City taxi driver celebrates turning sixty with charitable act

Mayor Terry O'Flaherty and Mayor Tom Welby pictured with Declan  McEntee, Margaret Tierney, Console, and Eilish Fleming, Supermac’s at the launch of the Lucky 60 Foundation.

Mayor Terry O'Flaherty and Mayor Tom Welby pictured with Declan  McEntee, Margaret Tierney, Console, and Eilish Fleming, Supermac’s at the launch of the Lucky 60 Foundation.

A Galway city man will mark his 60th birthday in a unique way this summer by raising much needed funds for a suicide prevention and bereavement charity in the city.

Declan McEntee, who is originally from Mervue but now lives in Ballybane, came up with the idea of setting up the Lucky 60 Foundation after a number of people he knew “were not lucky enough” to reach that milestone.

The taxi driver with Big O Taxis vowed if he did he would celebrate the occasion in July by holding a golf tournament in aid of a charity.

He, his wife Bernie and their children Aoife, Barry and Hughie, agreed that the Renmore based charity Console would be the beneficiary. Their decision was prompted by the fact that they had known a number of young people who had taken their lives.

The Lucky 60 Foundation, which was launched at Monroe’s Tavern in Dominick Street on Monday, has now developed into a week-long series of fundraising activities. These will kick off on Sunday June 30 with a soccer tournament and will finish on Friday July 5 with a golf tournament which will be held in Cregmore, Clareglway. This event is been sponsored by Supermac’s.

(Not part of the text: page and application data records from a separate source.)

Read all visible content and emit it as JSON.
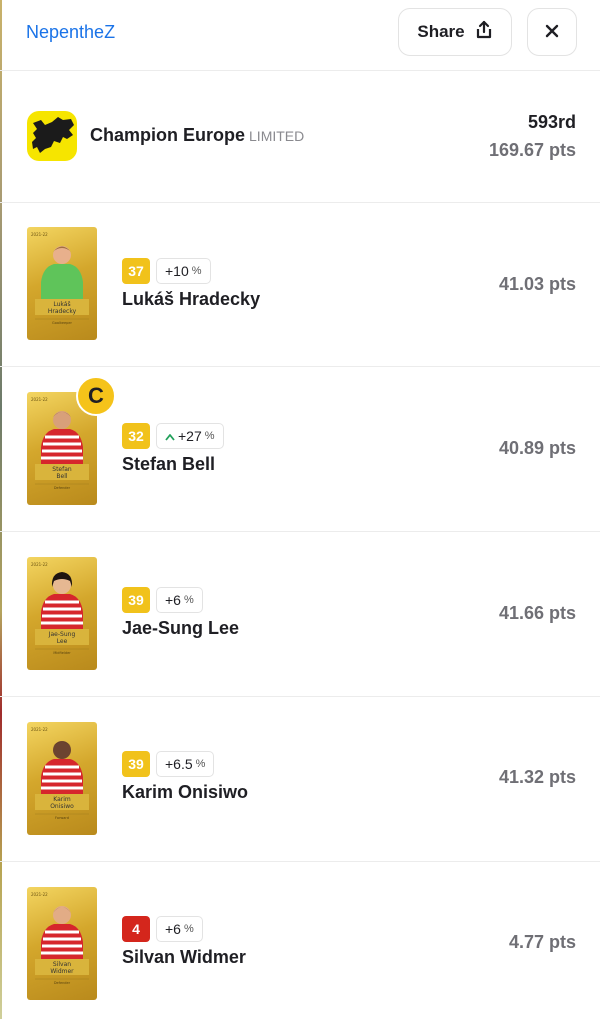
{
  "header": {
    "username": "NepentheZ",
    "share_label": "Share",
    "share_icon": "share-upload-icon",
    "close_icon": "close-icon"
  },
  "competition": {
    "name": "Champion Europe",
    "tag": "LIMITED",
    "rank": "593rd",
    "points": "169.67 pts",
    "logo_icon": "europe-map-logo",
    "logo_color": "#f6e500"
  },
  "players": [
    {
      "name": "Lukáš Hradecky",
      "score": "37",
      "score_color": "#f1c21b",
      "bonus": "+10",
      "bonus_pct": "%",
      "trend_icon": "",
      "points": "41.03 pts",
      "captain": false,
      "card_kit": "goalkeeper-green"
    },
    {
      "name": "Stefan Bell",
      "score": "32",
      "score_color": "#f1c21b",
      "bonus": "+27",
      "bonus_pct": "%",
      "trend_icon": "up-arrow-icon",
      "points": "40.89 pts",
      "captain": true,
      "captain_label": "C",
      "card_kit": "red-white"
    },
    {
      "name": "Jae-Sung Lee",
      "score": "39",
      "score_color": "#f1c21b",
      "bonus": "+6",
      "bonus_pct": "%",
      "trend_icon": "",
      "points": "41.66 pts",
      "captain": false,
      "card_kit": "red-white"
    },
    {
      "name": "Karim Onisiwo",
      "score": "39",
      "score_color": "#f1c21b",
      "bonus": "+6.5",
      "bonus_pct": "%",
      "trend_icon": "",
      "points": "41.32 pts",
      "captain": false,
      "card_kit": "red-white"
    },
    {
      "name": "Silvan Widmer",
      "score": "4",
      "score_color": "#d4261c",
      "bonus": "+6",
      "bonus_pct": "%",
      "trend_icon": "",
      "points": "4.77 pts",
      "captain": false,
      "card_kit": "red-white"
    }
  ]
}
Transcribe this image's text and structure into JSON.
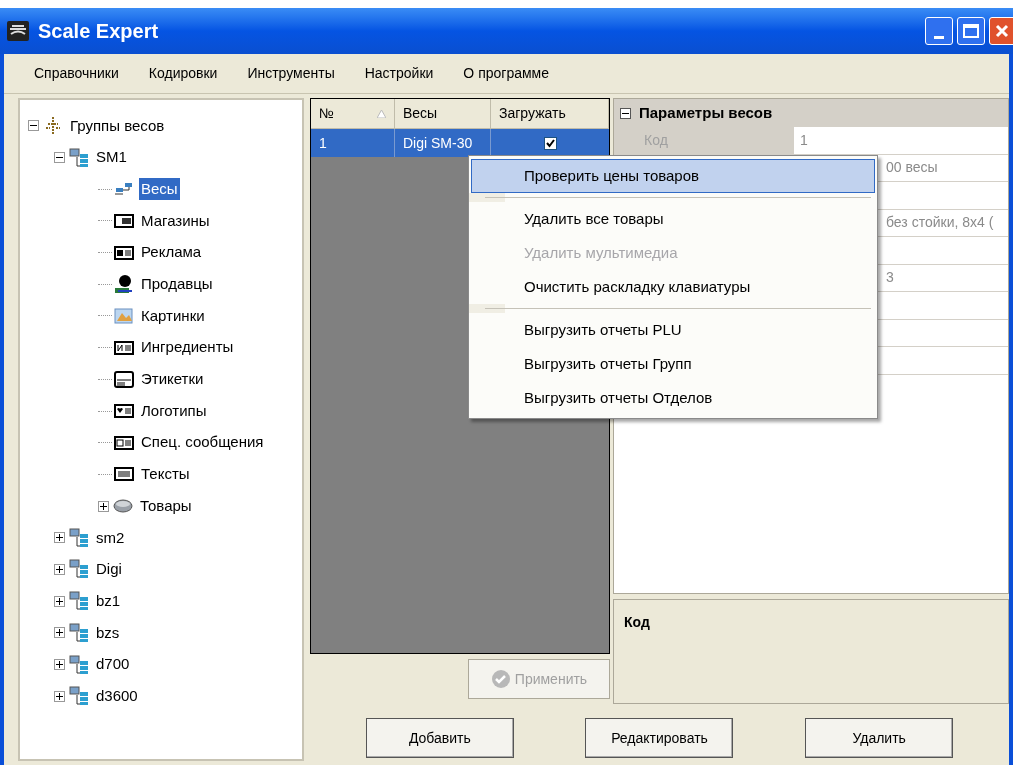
{
  "window": {
    "title": "Scale Expert"
  },
  "menu_bar": [
    "Справочники",
    "Кодировки",
    "Инструменты",
    "Настройки",
    "О программе"
  ],
  "tree": [
    {
      "label": "Группы весов",
      "kind": "root",
      "expanded": true,
      "selected": false,
      "children": [
        {
          "label": "SM1",
          "kind": "scale-group",
          "expanded": true,
          "selected": false,
          "children": [
            {
              "label": "Весы",
              "kind": "scales",
              "selected": true
            },
            {
              "label": "Магазины",
              "kind": "stores",
              "selected": false
            },
            {
              "label": "Реклама",
              "kind": "ads",
              "selected": false
            },
            {
              "label": "Продавцы",
              "kind": "sellers",
              "selected": false
            },
            {
              "label": "Картинки",
              "kind": "pictures",
              "selected": false
            },
            {
              "label": "Ингредиенты",
              "kind": "ingredients",
              "selected": false
            },
            {
              "label": "Этикетки",
              "kind": "labels",
              "selected": false
            },
            {
              "label": "Логотипы",
              "kind": "logos",
              "selected": false
            },
            {
              "label": "Спец. сообщения",
              "kind": "messages",
              "selected": false
            },
            {
              "label": "Тексты",
              "kind": "texts",
              "selected": false
            },
            {
              "label": "Товары",
              "kind": "goods",
              "expanded": false,
              "selected": false
            }
          ]
        },
        {
          "label": "sm2",
          "kind": "scale-group",
          "expanded": false,
          "selected": false
        },
        {
          "label": "Digi",
          "kind": "scale-group",
          "expanded": false,
          "selected": false
        },
        {
          "label": "bz1",
          "kind": "scale-group",
          "expanded": false,
          "selected": false
        },
        {
          "label": "bzs",
          "kind": "scale-group",
          "expanded": false,
          "selected": false
        },
        {
          "label": "d700",
          "kind": "scale-group",
          "expanded": false,
          "selected": false
        },
        {
          "label": "d3600",
          "kind": "scale-group",
          "expanded": false,
          "selected": false
        }
      ]
    }
  ],
  "grid": {
    "columns": [
      "№",
      "Весы",
      "Загружать"
    ],
    "rows": [
      {
        "number": "1",
        "scale": "Digi SM-30",
        "load": true,
        "selected": true
      }
    ]
  },
  "properties": {
    "category": "Параметры весов",
    "expanded": true,
    "rows": [
      {
        "label": "Код",
        "value": "1"
      },
      {
        "value": "00 весы"
      },
      {
        "value": ""
      },
      {
        "value": "без стойки, 8x4 ("
      },
      {
        "value": ""
      },
      {
        "value": "3"
      },
      {
        "value": ""
      },
      {
        "value": ""
      },
      {
        "value": ""
      }
    ]
  },
  "description": {
    "title": "Код"
  },
  "apply_button": {
    "label": "Применить",
    "disabled": true
  },
  "buttons": [
    "Добавить",
    "Редактировать",
    "Удалить"
  ],
  "context_menu": [
    {
      "kind": "item",
      "label": "Проверить цены товаров",
      "selected": true,
      "disabled": false
    },
    {
      "kind": "separator"
    },
    {
      "kind": "item",
      "label": "Удалить все товары",
      "selected": false,
      "disabled": false
    },
    {
      "kind": "item",
      "label": "Удалить мультимедиа",
      "selected": false,
      "disabled": true
    },
    {
      "kind": "item",
      "label": "Очистить раскладку клавиатуры",
      "selected": false,
      "disabled": false
    },
    {
      "kind": "separator"
    },
    {
      "kind": "item",
      "label": "Выгрузить отчеты PLU",
      "selected": false,
      "disabled": false
    },
    {
      "kind": "item",
      "label": "Выгрузить отчеты Групп",
      "selected": false,
      "disabled": false
    },
    {
      "kind": "item",
      "label": "Выгрузить отчеты Отделов",
      "selected": false,
      "disabled": false
    }
  ]
}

Christy O’Connor Jnr is supporting this event by offering to play a game of golf with the winner of a raffle. Lines cost €5 and the game will take place later in the year. People interested in sponsoring a team of four at €120 or a tee at €100 should contact Val at (086 ) 3145235 or Declan at (087 ) 7412495.

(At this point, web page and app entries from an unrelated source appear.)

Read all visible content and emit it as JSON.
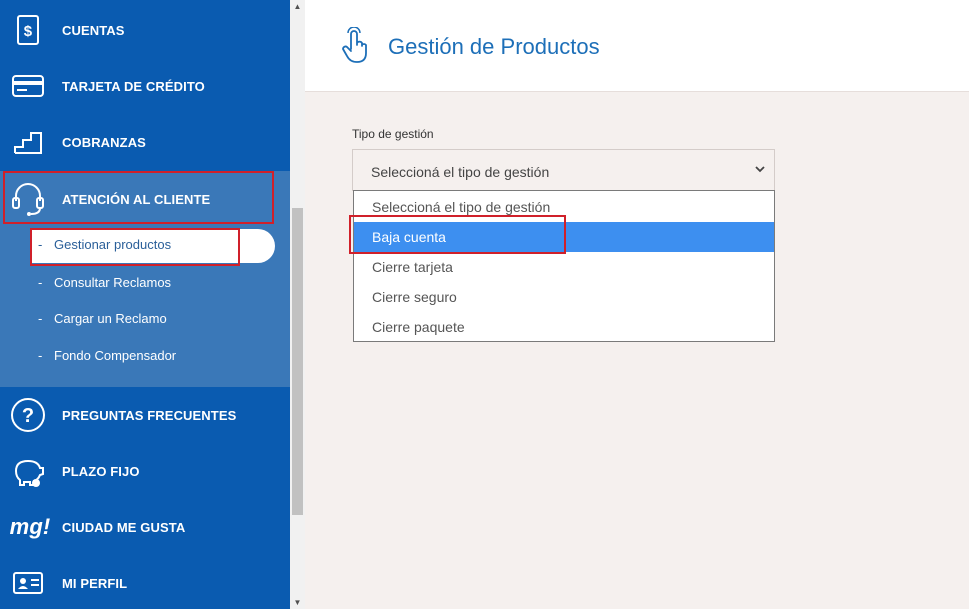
{
  "sidebar": {
    "items": [
      {
        "label": "CUENTAS",
        "icon": "dollar-card-icon"
      },
      {
        "label": "TARJETA DE CRÉDITO",
        "icon": "credit-card-icon"
      },
      {
        "label": "COBRANZAS",
        "icon": "stairs-icon"
      },
      {
        "label": "ATENCIÓN AL CLIENTE",
        "icon": "headset-icon"
      },
      {
        "label": "PREGUNTAS FRECUENTES",
        "icon": "question-icon"
      },
      {
        "label": "PLAZO FIJO",
        "icon": "piggy-bank-icon"
      },
      {
        "label": "CIUDAD ME GUSTA",
        "icon": "mg-logo"
      },
      {
        "label": "MI PERFIL",
        "icon": "id-card-icon"
      }
    ],
    "submenu": [
      {
        "dash": "-",
        "label": "Gestionar productos"
      },
      {
        "dash": "-",
        "label": "Consultar Reclamos"
      },
      {
        "dash": "-",
        "label": "Cargar un Reclamo"
      },
      {
        "dash": "-",
        "label": "Fondo Compensador"
      }
    ],
    "mg_logo_text": "mg!"
  },
  "header": {
    "title": "Gestión de Productos"
  },
  "form": {
    "label": "Tipo de gestión",
    "selected": "Seleccioná el tipo de gestión",
    "options": [
      "Seleccioná el tipo de gestión",
      "Baja cuenta",
      "Cierre tarjeta",
      "Cierre seguro",
      "Cierre paquete"
    ],
    "highlighted_option": "Baja cuenta"
  },
  "colors": {
    "sidebar": "#0a5bb0",
    "submenu": "#3a78b8",
    "accent": "#1d6fb8",
    "highlight": "#3d8ff0",
    "annotation": "#d0202a"
  }
}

Mr McEntee is delighted with how his fundraiser has “snowballed” into a week of events.

“There is a soccer tournament and coffee mornings to name but a few. My aim is to hand over the mantle to another person who will be 60 next year whether it be for a golf tournament or darts tournament or even a raffle, and that the proceeds will go to Console Galway.”

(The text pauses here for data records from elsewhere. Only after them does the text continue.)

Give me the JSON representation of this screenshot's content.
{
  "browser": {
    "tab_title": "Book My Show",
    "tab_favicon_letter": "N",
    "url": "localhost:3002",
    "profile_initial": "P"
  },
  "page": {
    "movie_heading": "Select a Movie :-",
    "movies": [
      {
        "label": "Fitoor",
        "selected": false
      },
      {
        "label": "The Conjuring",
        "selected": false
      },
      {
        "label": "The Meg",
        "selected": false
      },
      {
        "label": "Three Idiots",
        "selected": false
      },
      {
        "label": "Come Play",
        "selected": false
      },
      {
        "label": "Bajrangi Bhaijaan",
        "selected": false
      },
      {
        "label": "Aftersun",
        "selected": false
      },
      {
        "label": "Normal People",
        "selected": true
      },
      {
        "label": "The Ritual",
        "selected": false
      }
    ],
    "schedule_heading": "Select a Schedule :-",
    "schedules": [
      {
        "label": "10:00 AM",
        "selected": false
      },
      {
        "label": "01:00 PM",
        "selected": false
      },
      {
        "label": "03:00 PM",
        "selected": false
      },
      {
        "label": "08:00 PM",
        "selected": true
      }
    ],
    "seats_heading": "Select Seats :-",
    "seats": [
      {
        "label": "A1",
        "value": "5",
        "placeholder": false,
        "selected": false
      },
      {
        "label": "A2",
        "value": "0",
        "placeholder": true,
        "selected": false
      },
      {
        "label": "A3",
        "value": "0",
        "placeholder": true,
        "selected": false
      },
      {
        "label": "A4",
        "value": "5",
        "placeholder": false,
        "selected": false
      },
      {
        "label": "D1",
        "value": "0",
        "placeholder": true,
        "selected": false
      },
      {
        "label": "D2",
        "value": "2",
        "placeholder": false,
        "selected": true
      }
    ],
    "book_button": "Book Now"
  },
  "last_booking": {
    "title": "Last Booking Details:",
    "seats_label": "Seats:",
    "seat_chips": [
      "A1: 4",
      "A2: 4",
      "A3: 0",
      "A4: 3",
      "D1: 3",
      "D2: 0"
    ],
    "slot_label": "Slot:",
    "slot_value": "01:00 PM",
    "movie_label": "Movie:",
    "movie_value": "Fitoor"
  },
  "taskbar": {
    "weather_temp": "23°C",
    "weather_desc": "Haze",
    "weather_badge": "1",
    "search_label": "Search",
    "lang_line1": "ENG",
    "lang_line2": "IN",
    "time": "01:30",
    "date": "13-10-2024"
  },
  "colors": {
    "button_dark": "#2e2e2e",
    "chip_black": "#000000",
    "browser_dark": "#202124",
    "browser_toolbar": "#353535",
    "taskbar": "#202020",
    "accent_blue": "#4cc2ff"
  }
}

Console, the national suicide organisation, was established in 2002 by Paul Kelly after he lost his 21-year-old sister Sharon to suicide. The charity responds to the needs of people bereaved by suicide as well as those who are suicidal within the community. Console promotes positive mental health in an effort to reduce the high number of attempted suicides and deaths through suicide.

The charity - its Galway centre was set up in 2005 - supports people in suicidal crisis and those bereaved by suicide through professional counselling, support and helpline services. It also has centres in Cork, Limerick, Kerry, Athlone, Wexford, Mayo and Kildare.

Calls to the local centre’s helpline have trebled in the past four years, according to Margaret Tierney, its project development manager. She stresses that all funds raised locally are spent on services in the community.

 

Page generated in 0.1743 seconds.